  1. You can retrieve the RFC2253 formatted subject from the client certificate with the following command:

    openssl x509 -in <pathToClient PEM> -inform PEM -subject -nameopt RFC2253

    The command returns the subject string as well as certificate:

    subject= CN=myName,OU=myOrgUnit,O=myOrg,L=myLocality,ST=myState,C=myCountry
    # ...
    -----END CERTIFICATE-----
  2. Add the RFC2253 compliant value of the subject as a user. Omit spaces as needed.

    For example, in the mongo shell, to add the user with both the readWrite role in the test database and the userAdminAnyDatabase role which is defined only in the admin database:

        createUser: "CN=myName,OU=myOrgUnit,O=myOrg,L=myLocality,ST=myState,C=myCountry",
        roles: [
                 { role: 'readWrite', db: 'test' },
                 { role: 'userAdminAnyDatabase', db: 'admin' }
        writeConcern: { w: "majority" , wtimeout: 5000 }

    In the above example, to add the user with the readWrite role in the test database, the role specification document specified 'test' in the db field. To add userAdminAnyDatabase role for the user, the above example specified 'admin' in the db field.

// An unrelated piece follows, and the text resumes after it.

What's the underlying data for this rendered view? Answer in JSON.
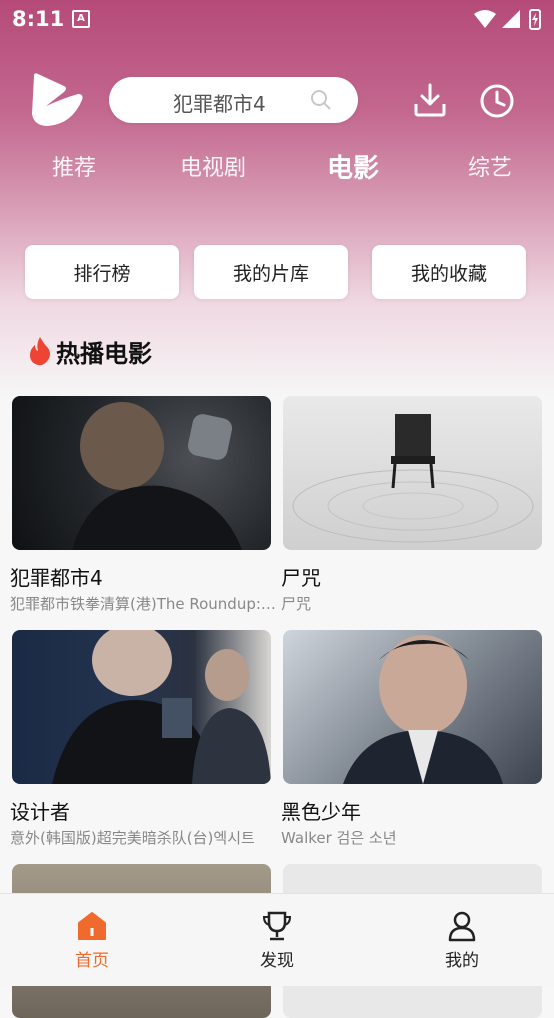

    Some roles are defined only in the admin database, including: clusterAdmin, readAnyDatabase, readWriteAnyDatabase, dbAdminAnyDatabase, and userAdminAnyDatabase. To add a user with these roles, specify 'admin' in the db.

See Manage Users and Roles for details on adding a user with roles.

Authenticate with a x.509 Certificate

To authenticate with a client certificate, you must first add a MongoDB user that corresponds to the client certificate. See Add x.509 Certificate subject as a User.

To authenticate, use the db.auth() method in the $external database, specifying "MONGODB-X509" for the mechanism field, and the user that corresponds to the client certificate for the user field.

For example, if using the mongo shell,

  1. Connect mongo shell to the mongod set up for TLS/SSL:

    mongo --ssl --sslPEMKeyFile <path to CA signed client PEM file> --sslCAFile <path to root CA PEM file>
  2. To perform the authentication, use the db.auth() method in the $external database. For the mechanism field, specify "MONGODB-X509", and for the user field, specify the user, or the subject, that corresponds to the client certificate.

        mechanism: "MONGODB-X509",
        user: "CN=myName,OU=myOrgUnit,O=myOrg,L=myLocality,ST=myState,C=myCountry"